QUESTION: I will be graduating from college in January. I realize I will need to suddenly start purchasing a lot of things – car, renting an apartment (hopefully, buying a home soon), furniture, etc. How do I start establishing a good credit history?

ANSWER: According to the Consumer Protection Finance Agency, some 26 million Americans – 1 in 10 adults -- are “credit invisible.” They either have no credit history or not enough credit to produce a credit score. As a college student not yet on your own, you could very well be one of these people.

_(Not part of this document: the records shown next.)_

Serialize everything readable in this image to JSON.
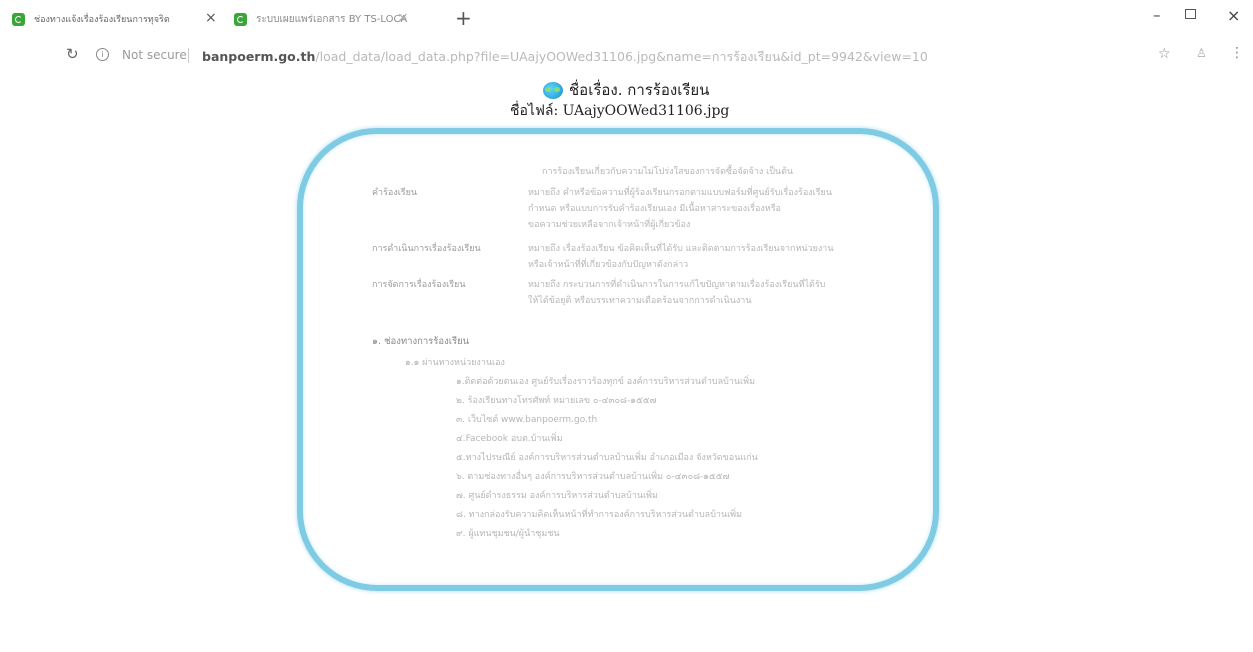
{
  "tabs": [
    {
      "title": "ช่องทางแจ้งเรื่องร้องเรียนการทุจริต"
    },
    {
      "title": "ระบบเผยแพร่เอกสาร BY TS-LOCA"
    }
  ],
  "address": {
    "security": "Not secure",
    "domain": "banpoerm.go.th",
    "path": "/load_data/load_data.php?file=UAajyOOWed31106.jpg&name=การร้องเรียน&id_pt=9942&view=10"
  },
  "page": {
    "title": "ชื่อเรื่อง. การร้องเรียน",
    "file_name": "ชื่อไฟล์: UAajyOOWed31106.jpg"
  },
  "document": {
    "intro": "การร้องเรียนเกี่ยวกับความไม่โปร่งใสของการจัดซื้อจัดจ้าง เป็นต้น",
    "definitions": [
      {
        "term": "คำร้องเรียน",
        "lines": [
          "หมายถึง คำหรือข้อความที่ผู้ร้องเรียนกรอกตามแบบฟอร์มที่ศูนย์รับเรื่องร้องเรียน",
          "กำหนด หรือแบบการรับคำร้องเรียนเอง มีเนื้อหาสาระของเรื่องหรือ",
          "ขอความช่วยเหลือจากเจ้าหน้าที่ผู้เกี่ยวข้อง"
        ]
      },
      {
        "term": "การดำเนินการเรื่องร้องเรียน",
        "lines": [
          "หมายถึง เรื่องร้องเรียน ข้อคิดเห็นที่ได้รับ และติดตามการร้องเรียนจากหน่วยงาน",
          "หรือเจ้าหน้าที่ที่เกี่ยวข้องกับปัญหาดังกล่าว"
        ]
      },
      {
        "term": "การจัดการเรื่องร้องเรียน",
        "lines": [
          "หมายถึง กระบวนการที่ดำเนินการในการแก้ไขปัญหาตามเรื่องร้องเรียนที่ได้รับ",
          "ให้ได้ข้อยุติ หรือบรรเทาความเดือดร้อนจากการดำเนินงาน"
        ]
      }
    ],
    "section_heading": "๑. ช่องทางการร้องเรียน",
    "subsection_heading": "๑.๑ ผ่านทางหน่วยงานเอง",
    "channels": [
      "๑.ติดต่อด้วยตนเอง ศูนย์รับเรื่องราวร้องทุกข์ องค์การบริหารส่วนตำบลบ้านเพิ่ม",
      "๒. ร้องเรียนทางโทรศัพท์ หมายเลข ๐-๔๓๐๘-๑๕๕๗",
      "๓. เว็บไซต์ www.banpoerm.go.th",
      "๔.Facebook อบต.บ้านเพิ่ม",
      "๕.ทางไปรษณีย์ องค์การบริหารส่วนตำบลบ้านเพิ่ม อำเภอเมือง จังหวัดขอนแก่น",
      "๖. ตามช่องทางอื่นๆ องค์การบริหารส่วนตำบลบ้านเพิ่ม ๐-๔๓๐๘-๑๕๕๗",
      "๗. ศูนย์ดำรงธรรม องค์การบริหารส่วนตำบลบ้านเพิ่ม",
      "๘. ทางกล่องรับความคิดเห็นหน้าที่ทำการองค์การบริหารส่วนตำบลบ้านเพิ่ม",
      "๙. ผู้แทนชุมชน/ผู้นำชุมชน"
    ]
  }
}
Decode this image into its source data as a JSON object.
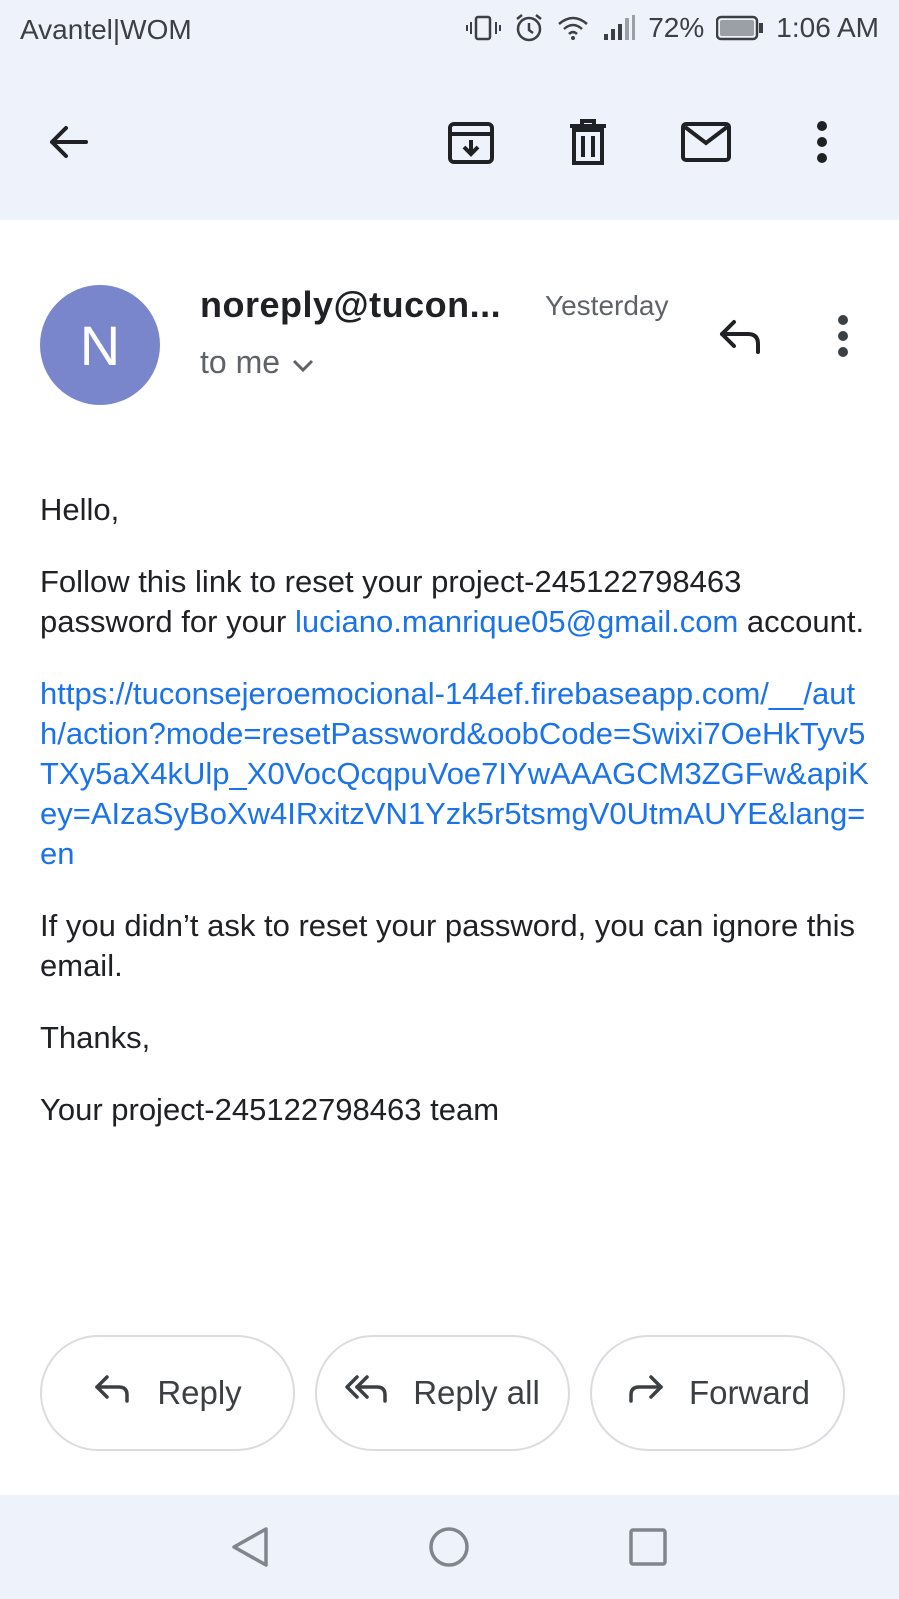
{
  "status_bar": {
    "carrier": "Avantel|WOM",
    "battery": "72%",
    "time": "1:06 AM",
    "icons": [
      "vibrate-icon",
      "alarm-icon",
      "wifi-icon",
      "signal-icon",
      "battery-icon"
    ]
  },
  "toolbar": {
    "icons": [
      "back-arrow-icon",
      "archive-icon",
      "delete-icon",
      "mark-unread-icon",
      "more-vert-icon"
    ]
  },
  "message": {
    "avatar_letter": "N",
    "sender": "noreply@tucon...",
    "date": "Yesterday",
    "recipient": "to me",
    "body": {
      "greeting": "Hello,",
      "line1": "Follow this link to reset your project-245122798463 password for your ",
      "email_link": "luciano.manrique05@gmail.com",
      "line1_end": " account.",
      "url": "https://tuconsejeroemocional-144ef.firebaseapp.com/__/auth/action?mode=resetPassword&oobCode=Swixi7OeHkTyv5TXy5aX4kUlp_X0VocQcqpuVoe7IYwAAAGCM3ZGFw&apiKey=AIzaSyBoXw4IRxitzVN1Yzk5r5tsmgV0UtmAUYE&lang=en",
      "ignore_note": "If you didn’t ask to reset your password, you can ignore this email.",
      "thanks": "Thanks,",
      "signature": "Your project-245122798463 team"
    }
  },
  "actions": {
    "reply": "Reply",
    "reply_all": "Reply all",
    "forward": "Forward"
  },
  "colors": {
    "accent": "#1a73e8",
    "avatar": "#7986cb",
    "app_bar": "#eef2fa"
  }
}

To find out where you currently stand credit-wise, you should go to annualcreditreport.com and try to download your credit report from each of the three major credit reporting bureaus: Experion, TransUnion and Equifax. Through April 2021, the reporting agencies are offering free weekly credit reports. You can also sign up for a free account at each of the three agencies which will give you access to their educational credit scores

If you don’t get a report from any of the bureaus, you need to start building credit. The best way to do this is to apply for a secured credit card from a local bank, preferably one where you already have a checking or savings account.

Applying for a gas card is another good starting point. You won’t have a very large credit line, but in a few months, you can ask for more. Use the secured card or gas card a few times every month, and immediately pay it off.

After a few months, you will likely start receiving credit card offers. If not, apply for a regular credit card at your local bank.

The most important thing for good credit is to pay your credit card bill diligently, even weekly, every month. There is no fee or penalty for paying your credit card bill early, but there sure is for paying it late. By paying down your credit card balance, or not carrying a balance at all, on time every month, you will start to generate a very positive credit history. It’s important, however, not to access more than 30 percent of your total credit limit, and also to pay all of your other bills on time.

The educational credit scores you can get from the three credit reporting bureaus are different from the credit score a lender will pull when you apply for an auto or home loan. While not your exact score, they will serve as a good gauge about how you are doing credit-wise and whether the scores increase or decrease over time.

Your credit history will dictate so much of your future – from renting an apartment to buying a home or car, even getting a good job. Following these steps should put you on the path to a very bright credit future.

Linda Goodspeed is a longtime real estate writer and author of “In and out of Darkness.” Email her at: lrgoodspeed@comcast.net.